Published on : Wednesday, May 25, 2016
The eight-million-year-old fossilised remains of giant wombats, crocodiles and flightless birds known collectively as megafauna will have a new lease of life with $3.97 million in Territory Government funding.
Chief Minister and Minister for Tourism, Adam Giles, said Budget 2016 includes $3.97 million to develop visitor amenities at the Alcoota fossil site, about 200km north-east of Alice Springs, and preliminary consultation has begun with traditional owners and will continue.
“This unique site showcases a fascinating era in Australia’s natural history,” Mr Giles said.
“Palaeontologists are increasing our understanding of megafauna and Australia’s climate through excavations and discoveries at Alcoota.
“Existing facilities are basic and undeveloped. The Budget allocation will enable upgrades including a raised boardwalk track, an interpretive shelter for a shaded rest stop and picnic facilities.
“This will enable visitors to safely observe the digging works and to learn about the significance of fossils located at the site.”
Mr Giles said the upgrades would encourage more tourists to visit sites along the Plenty Highway, with spin-off benefits for Alice Springs, Gemtree and national parks in the region.
Arts and Museums Minister Gary Higgins said the Government was investing in infrastructure to deliver growth and opportunities in all industries across the Territory. Mr Higgins said the Chief Minister had personally driven this project from the start, having identified its potential.
“Arts and cultural tourism will become more important, and with an ever-expanding middle class in Asia it presents an incredible opportunity for the Territory,” Mr Higgins said.
“We need to be ready to capitalise on that boom.”

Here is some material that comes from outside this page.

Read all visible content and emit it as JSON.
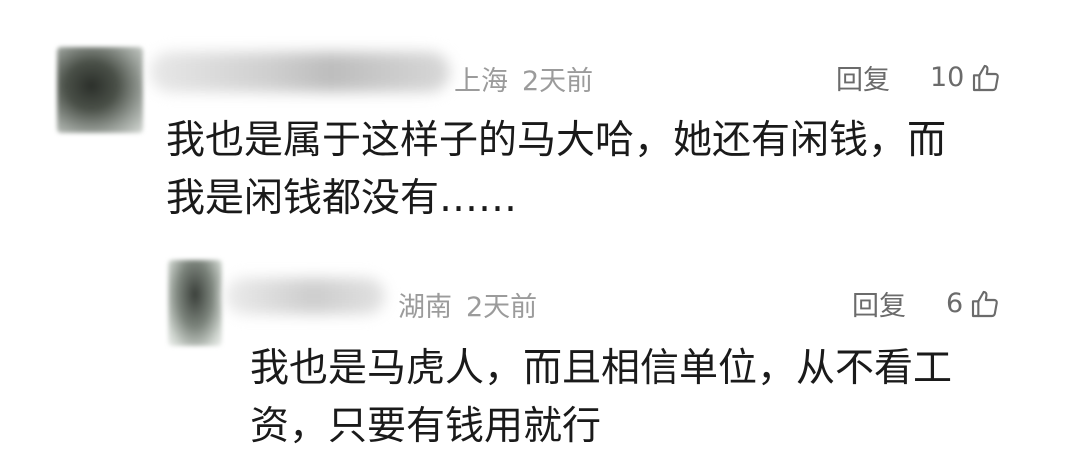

Mr Higgins said the investment would also provide job opportunities for Aboriginal people in the area and deliver broader economic benefits.